It should be noted that in some cases, no amount of determination will improve a person’s condition. My heart goes out to those people and their loved ones. Was it easy for me? Absolutely not. Was it scary? Absolutely. There were many times where I was lying in my bed in the hospital(s) wondering if I was going to recover. I was also very thankful that the two hemorrhagic strokes didn’t kill me. This could easily have happened if the bleeds were larger.
In fact, there was a fear that I was suddenly going to experience a massive bleed in my brain that would kill me. There was that periodic sense of trying to be careful, while at the same time being determined.
It was very challenging trying to keep my mind occupied during those hospitalizations. With my vision impaired and seeing double, it was very difficult to read or watch television. I was always having to close one of my eyes to properly read/see anything. Even when my wife had my laptop dropped off for me after the second stroke, I had to routinely have one eye closed to do anything on it. I was periodically having bouts of fear, because the movement in my right eye wasn’t recovering as quickly as it did with the first stroke.
I definitely feel for those who were/are not able to be in physical contact with family and friends during the COVID 19 Pandemic.

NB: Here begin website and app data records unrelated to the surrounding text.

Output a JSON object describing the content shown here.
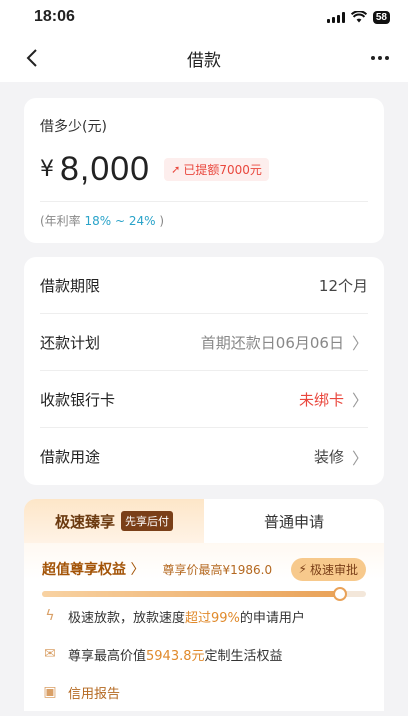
{
  "status_bar": {
    "time": "18:06",
    "battery": "58"
  },
  "nav": {
    "title": "借款",
    "back_icon": "chevron-left-icon",
    "more_icon": "more-icon"
  },
  "amount": {
    "label": "借多少(元)",
    "currency": "¥",
    "value": "8,000",
    "limit_badge": "已提额7000元",
    "rate_prefix": "(年利率 ",
    "rate_value": "18% ~ 24%",
    "rate_suffix": " )"
  },
  "details": [
    {
      "label": "借款期限",
      "value": "12个月",
      "has_chevron": false
    },
    {
      "label": "还款计划",
      "value": "首期还款日06月06日",
      "has_chevron": true
    },
    {
      "label": "收款银行卡",
      "value": "未绑卡",
      "has_chevron": true
    },
    {
      "label": "借款用途",
      "value": "装修",
      "has_chevron": true
    }
  ],
  "fast": {
    "tab_fast": "极速臻享",
    "tab_fast_badge": "先享后付",
    "tab_normal": "普通申请",
    "benefit_title": "超值尊享权益",
    "benefit_price": "尊享价最高¥1986.0",
    "fast_review": "极速审批",
    "progress": 0.92,
    "features": [
      {
        "icon": "lightning-icon",
        "pre": "极速放款，放款速度",
        "hl": "超过99%",
        "post": "的申请用户"
      },
      {
        "icon": "envelope-icon",
        "pre": "尊享最高价值",
        "hl": "5943.8元",
        "post": "定制生活权益"
      },
      {
        "icon": "report-icon",
        "pre": "信用报告",
        "hl": "",
        "post": ""
      }
    ]
  },
  "colors": {
    "accent_red": "#e9473d",
    "accent_gold": "#a35408",
    "rate_blue": "#2aa3c9"
  }
}
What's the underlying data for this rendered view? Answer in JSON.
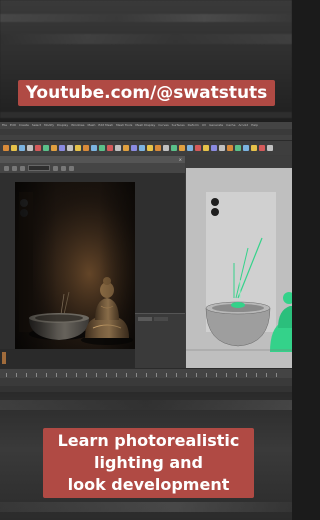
{
  "overlay": {
    "top_caption": "Youtube.com/@swatstuts",
    "bottom_caption_lines": [
      "Learn photorealistic",
      "lighting and",
      "look development"
    ],
    "caption_color": "#b04a44"
  },
  "app": {
    "menu_items": [
      "File",
      "Edit",
      "Create",
      "Select",
      "Modify",
      "Display",
      "Windows",
      "Mesh",
      "Edit Mesh",
      "Mesh Tools",
      "Mesh Display",
      "Curves",
      "Surfaces",
      "Deform",
      "UV",
      "Generate",
      "Cache",
      "Arnold",
      "Help"
    ],
    "render_view_title": "Render View",
    "render_view_close": "×",
    "viewport_label": "persp"
  },
  "icons": {
    "close": "close-icon",
    "shelf_tools": "shelf-tool-icon"
  },
  "colors": {
    "render_bg": "#1d150f",
    "statue": "#8a6a43",
    "bowl": "#4e4b46",
    "viewport_bg": "#bfbfbf",
    "selection_green": "#34d28a"
  }
}
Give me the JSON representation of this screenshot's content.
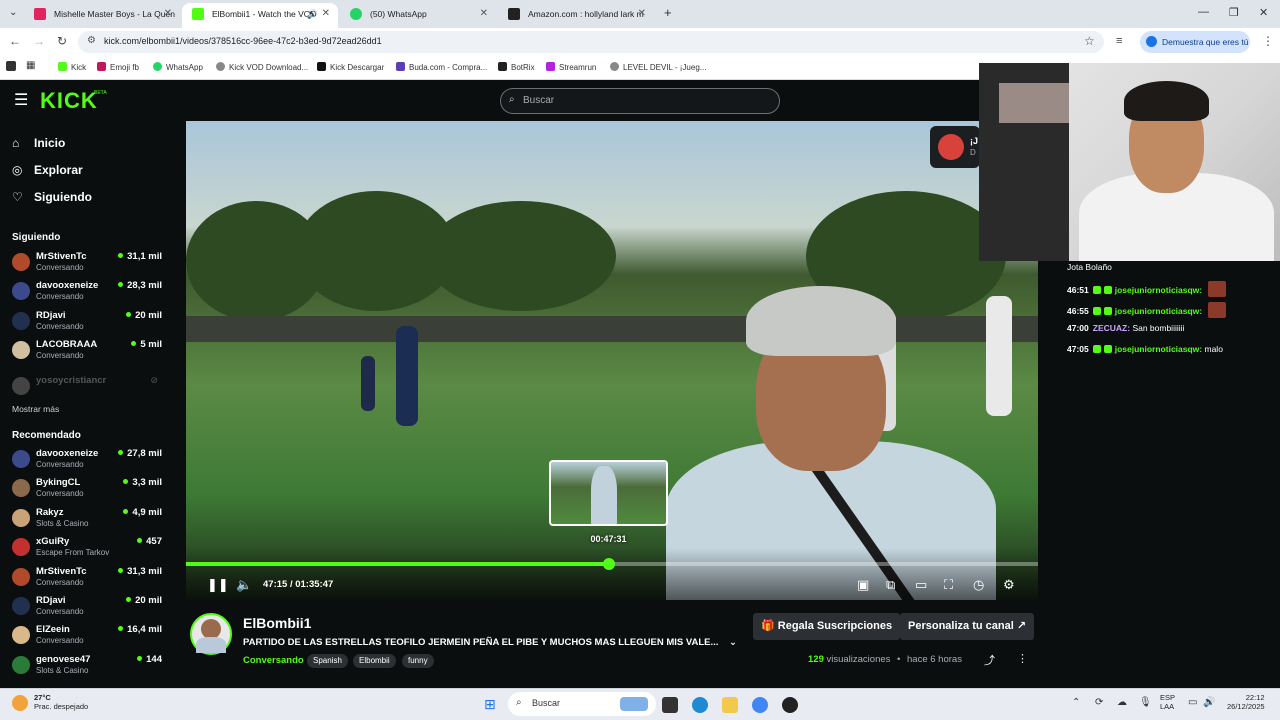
{
  "browser": {
    "tabs": [
      {
        "label": "Mishelle Master Boys - La Quen",
        "fav_color": "#e0245e"
      },
      {
        "label": "ElBombii1 - Watch the VOD",
        "fav_color": "#53fc18"
      },
      {
        "label": "(50) WhatsApp",
        "fav_color": "#25d366"
      },
      {
        "label": "Amazon.com : hollyland lark m",
        "fav_color": "#222222"
      }
    ],
    "new_tab": "+",
    "url": "kick.com/elbombii1/videos/378516cc-96ee-47c2-b3ed-9d72ead26dd1",
    "verify_label": "Demuestra que eres tú",
    "bookmarks": [
      "Kick",
      "Emoji fb",
      "WhatsApp",
      "Kick VOD Download...",
      "Kick Descargar",
      "Buda.com - Compra...",
      "BotRix",
      "Streamrun",
      "LEVEL DEVIL - ¡Jueg..."
    ]
  },
  "kick": {
    "logo": "KICK",
    "logo_beta": "BETA",
    "search_placeholder": "Buscar",
    "nav": [
      "Inicio",
      "Explorar",
      "Siguiendo"
    ],
    "following_header": "Siguiendo",
    "following": [
      {
        "name": "MrStivenTc",
        "sub": "Conversando",
        "viewers": "31,1 mil",
        "color": "#b14a2a"
      },
      {
        "name": "davooxeneize",
        "sub": "Conversando",
        "viewers": "28,3 mil",
        "color": "#3b4a8a"
      },
      {
        "name": "RDjavi",
        "sub": "Conversando",
        "viewers": "20 mil",
        "color": "#22304f"
      },
      {
        "name": "LACOBRAAA",
        "sub": "Conversando",
        "viewers": "5 mil",
        "color": "#d0c0a0"
      }
    ],
    "offline_channel": "yosoycristiancr",
    "show_more": "Mostrar más",
    "recommended_header": "Recomendado",
    "recommended": [
      {
        "name": "davooxeneize",
        "sub": "Conversando",
        "viewers": "27,8 mil",
        "color": "#3b4a8a"
      },
      {
        "name": "BykingCL",
        "sub": "Conversando",
        "viewers": "3,3 mil",
        "color": "#8a6a4a"
      },
      {
        "name": "Rakyz",
        "sub": "Slots & Casino",
        "viewers": "4,9 mil",
        "color": "#c9a27a"
      },
      {
        "name": "xGuiRy",
        "sub": "Escape From Tarkov",
        "viewers": "457",
        "color": "#c23030"
      },
      {
        "name": "MrStivenTc",
        "sub": "Conversando",
        "viewers": "31,3 mil",
        "color": "#b14a2a"
      },
      {
        "name": "RDjavi",
        "sub": "Conversando",
        "viewers": "20 mil",
        "color": "#22304f"
      },
      {
        "name": "ElZeein",
        "sub": "Conversando",
        "viewers": "16,4 mil",
        "color": "#d9b98a"
      },
      {
        "name": "genovese47",
        "sub": "Slots & Casino",
        "viewers": "144",
        "color": "#2a7a3a"
      }
    ],
    "player": {
      "elapsed": "47:15",
      "duration": "01:35:47",
      "progress": 0.493,
      "hover_fraction": 0.496,
      "hover_time": "00:47:31"
    },
    "notification": {
      "title": "¡J",
      "sub": "D"
    },
    "chat": [
      {
        "ts": "",
        "user": "",
        "text": "Jota Bolaño",
        "badge": false,
        "emote": false
      },
      {
        "ts": "46:51",
        "user": "josejuniornoticiasqw:",
        "text": "",
        "badge": true,
        "emote": true
      },
      {
        "ts": "46:55",
        "user": "josejuniornoticiasqw:",
        "text": "",
        "badge": true,
        "emote": true
      },
      {
        "ts": "47:00",
        "user": "ZECUAZ:",
        "text": "San bombiiiiiii",
        "badge": false,
        "emote": false
      },
      {
        "ts": "47:05",
        "user": "josejuniornoticiasqw:",
        "text": "malo",
        "badge": true,
        "emote": false
      }
    ],
    "colors": {
      "accent": "#53fc18",
      "zecuaz": "#c9a6ff"
    },
    "video_info": {
      "channel": "ElBombii1",
      "title": "PARTIDO DE LAS ESTRELLAS TEOFILO JERMEIN PEÑA EL PIBE Y MUCHOS MAS LLEGUEN MIS VALE...",
      "category": "Conversando",
      "tags": [
        "Spanish",
        "Elbombii",
        "funny"
      ],
      "gift_button": "Regala Suscripciones",
      "customize_button": "Personaliza tu canal",
      "views_count": "129",
      "views_label": "visualizaciones",
      "separator": "•",
      "ago": "hace 6 horas"
    }
  },
  "taskbar": {
    "weather_temp": "27°C",
    "weather_desc": "Prac. despejado",
    "search": "Buscar",
    "lang1": "ESP",
    "lang2": "LAA",
    "time": "22:12",
    "date": "26/12/2025"
  }
}
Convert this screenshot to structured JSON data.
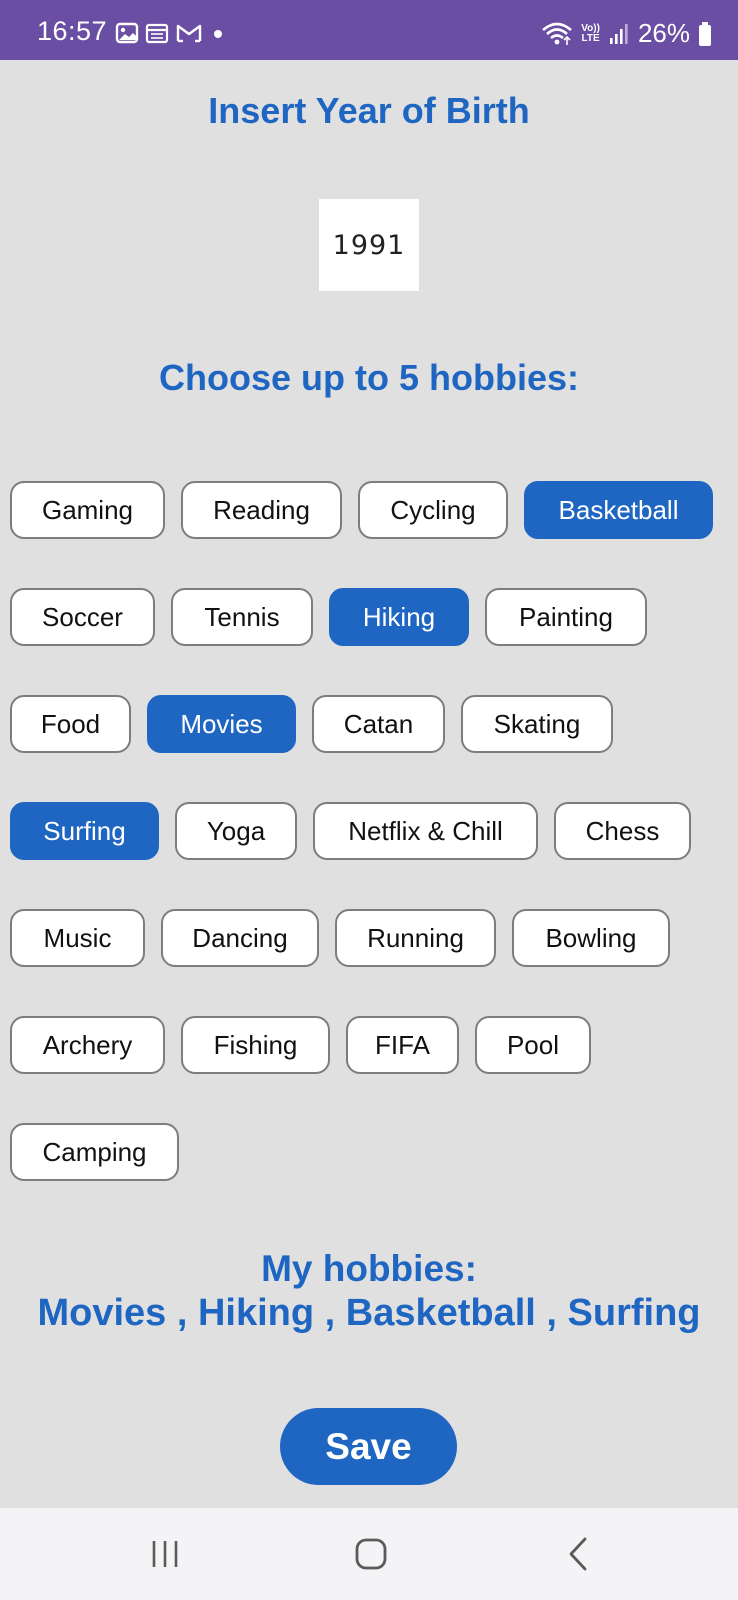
{
  "status_bar": {
    "time": "16:57",
    "battery": "26%",
    "left_icons": [
      "image-icon",
      "calendar-icon",
      "gmail-icon",
      "dot-icon"
    ],
    "right_icons": [
      "wifi-icon",
      "volte-icon",
      "signal-icon",
      "battery-icon"
    ],
    "volte_top": "Vo))",
    "volte_bottom": "LTE"
  },
  "year_section": {
    "title": "Insert Year of Birth",
    "value": "1991"
  },
  "hobbies_section": {
    "title": "Choose up to 5 hobbies:",
    "rows": [
      [
        {
          "label": "Gaming",
          "selected": false
        },
        {
          "label": "Reading",
          "selected": false
        },
        {
          "label": "Cycling",
          "selected": false
        },
        {
          "label": "Basketball",
          "selected": true
        }
      ],
      [
        {
          "label": "Soccer",
          "selected": false
        },
        {
          "label": "Tennis",
          "selected": false
        },
        {
          "label": "Hiking",
          "selected": true
        },
        {
          "label": "Painting",
          "selected": false
        }
      ],
      [
        {
          "label": "Food",
          "selected": false
        },
        {
          "label": "Movies",
          "selected": true
        },
        {
          "label": "Catan",
          "selected": false
        },
        {
          "label": "Skating",
          "selected": false
        }
      ],
      [
        {
          "label": "Surfing",
          "selected": true
        },
        {
          "label": "Yoga",
          "selected": false
        },
        {
          "label": "Netflix & Chill",
          "selected": false
        },
        {
          "label": "Chess",
          "selected": false
        }
      ],
      [
        {
          "label": "Music",
          "selected": false
        },
        {
          "label": "Dancing",
          "selected": false
        },
        {
          "label": "Running",
          "selected": false
        },
        {
          "label": "Bowling",
          "selected": false
        }
      ],
      [
        {
          "label": "Archery",
          "selected": false
        },
        {
          "label": "Fishing",
          "selected": false
        },
        {
          "label": "FIFA",
          "selected": false
        },
        {
          "label": "Pool",
          "selected": false
        }
      ],
      [
        {
          "label": "Camping",
          "selected": false
        }
      ]
    ]
  },
  "my_hobbies": {
    "label": "My hobbies:",
    "list": "Movies , Hiking , Basketball , Surfing"
  },
  "save_label": "Save",
  "nav_bar": {
    "icons": [
      "recent-apps-icon",
      "home-icon",
      "back-icon"
    ]
  },
  "colors": {
    "accent": "#1f66c2",
    "status_bar": "#6a4ea3",
    "background": "#e0e0e0"
  }
}
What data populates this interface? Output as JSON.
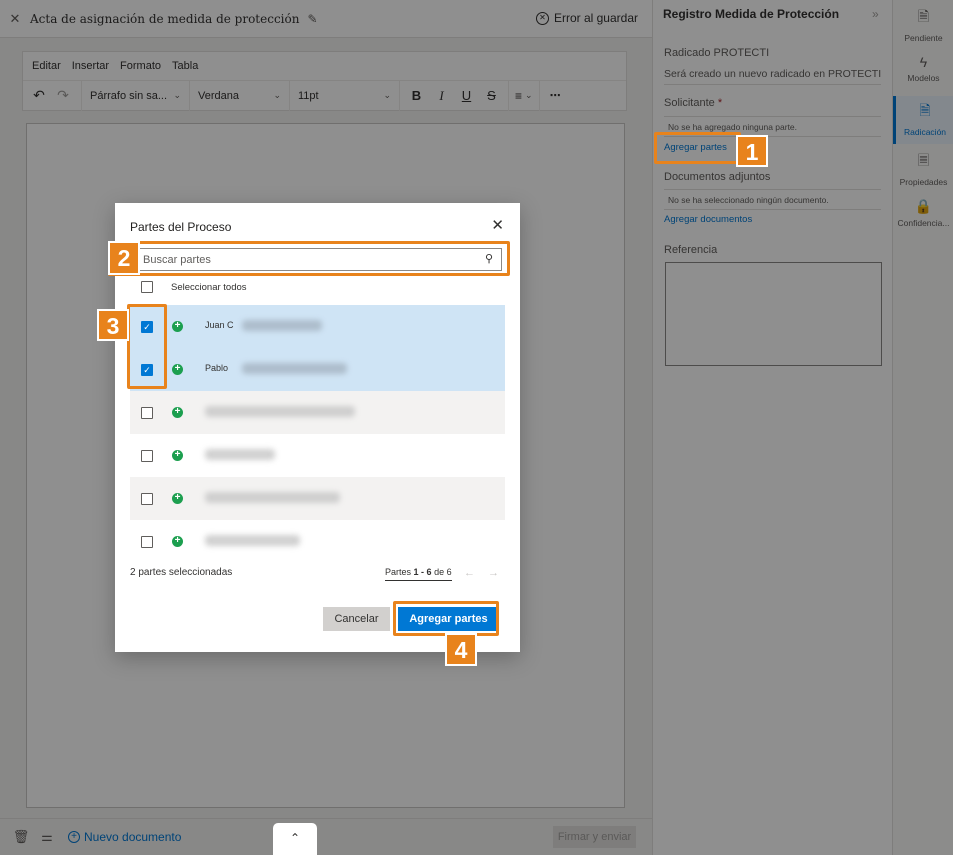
{
  "doc": {
    "close_icon": "close-icon",
    "title": "Acta de asignación de medida de protección",
    "edit_icon": "pencil-icon",
    "save_error": "Error al guardar"
  },
  "editor": {
    "menu": [
      "Editar",
      "Insertar",
      "Formato",
      "Tabla"
    ],
    "paragraph_style": "Párrafo sin sa...",
    "font": "Verdana",
    "size": "11pt",
    "bold": "B",
    "italic": "I",
    "underline": "U",
    "strike": "S"
  },
  "bottom": {
    "new_doc": "Nuevo documento",
    "sign_send": "Firmar y enviar"
  },
  "panel": {
    "title": "Registro Medida de Protección",
    "radicado_label": "Radicado PROTECTI",
    "radicado_text": "Será creado un nuevo radicado en PROTECTI",
    "solicitante_label": "Solicitante",
    "required_mark": "*",
    "no_party": "No se ha agregado ninguna parte.",
    "add_parties_link": "Agregar partes",
    "docs_label": "Documentos adjuntos",
    "no_docs": "No se ha seleccionado ningún documento.",
    "add_docs_link": "Agregar documentos",
    "reference_label": "Referencia"
  },
  "rail": [
    {
      "label": "Pendiente",
      "icon": "document-clock-icon"
    },
    {
      "label": "Modelos",
      "icon": "lightning-icon"
    },
    {
      "label": "Radicación",
      "icon": "document-search-icon"
    },
    {
      "label": "Propiedades",
      "icon": "document-list-icon"
    },
    {
      "label": "Confidencia...",
      "icon": "lock-icon"
    }
  ],
  "modal": {
    "title": "Partes del Proceso",
    "search_placeholder": "Buscar partes",
    "select_all": "Seleccionar todos",
    "parties": [
      {
        "name": "Juan C",
        "checked": true
      },
      {
        "name": "Pablo",
        "checked": true
      },
      {
        "name": "",
        "checked": false
      },
      {
        "name": "",
        "checked": false
      },
      {
        "name": "",
        "checked": false
      },
      {
        "name": "",
        "checked": false
      }
    ],
    "selected_count": "2 partes seleccionadas",
    "pager_prefix": "Partes",
    "pager_range": "1 - 6",
    "pager_suffix": "de 6",
    "cancel": "Cancelar",
    "add": "Agregar partes"
  },
  "callouts": [
    "1",
    "2",
    "3",
    "4"
  ],
  "colors": {
    "accent": "#0078d4",
    "callout": "#e8831c",
    "add_party_green": "#1c9f4f",
    "selected_row": "#cfe4f5"
  }
}
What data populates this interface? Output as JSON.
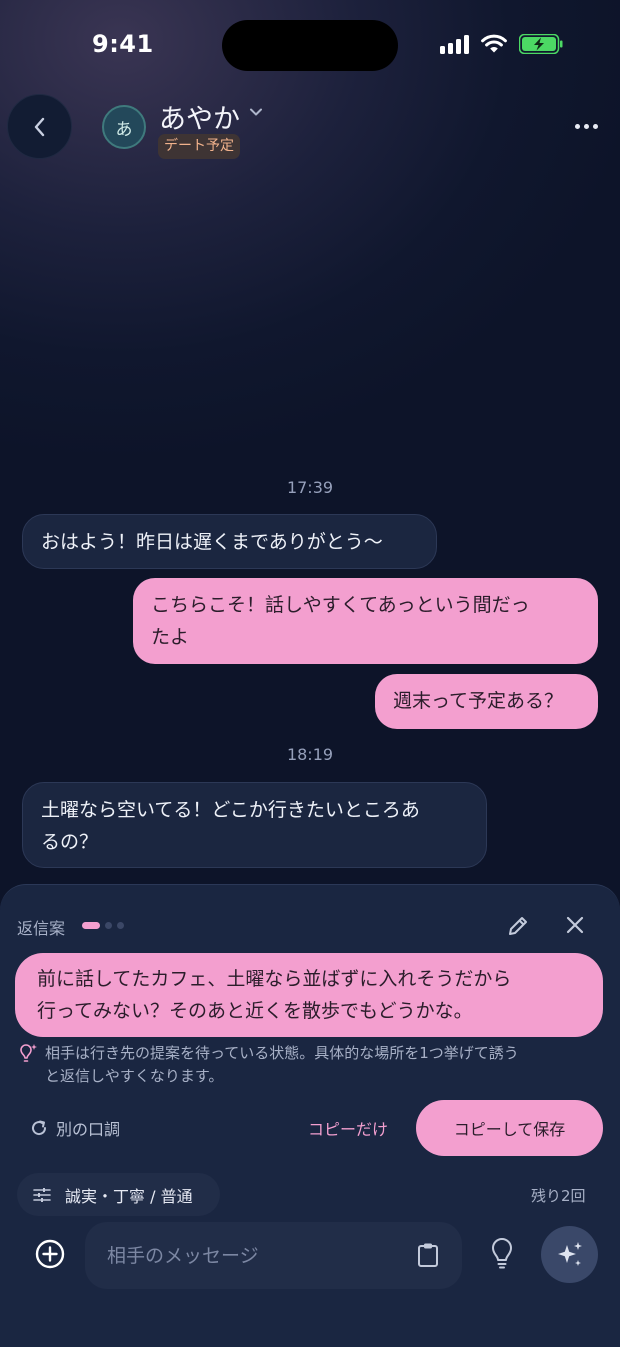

Having gone through it myself when in the hospital(s), I know how depressing and isolating it can be. If anything, I think that was another one of the drivers of determination. I wanted to be back home with my wife and daughters.
Ever since my two strokes I often use my experience to educate others, especially my two daughters. I keep saying that a person can hope/wish all they want for things to happen, but the reality is that one has to put the work in. I’m the one that had to routinely go for walks to get my legs stronger and improve my balance, in order to get rid of the walker. I’m the one that had to do those various eye exercises to get my eye movements back in sync. I’m the one that had to undergo all of the various tests. No one could have done those things for me. It was up to me.
I hope that by sharing this story, it will help motivate the many where sheer determination will help improve their outcomes. I also want to close by thanking the medical teams and family for their support, which helped make my determination even stronger.
Until next time, stay safe, healthy and strong.
If you found the content of this blog beneficial, considerbuying us a coffee. It would be much appreciated. Thank You.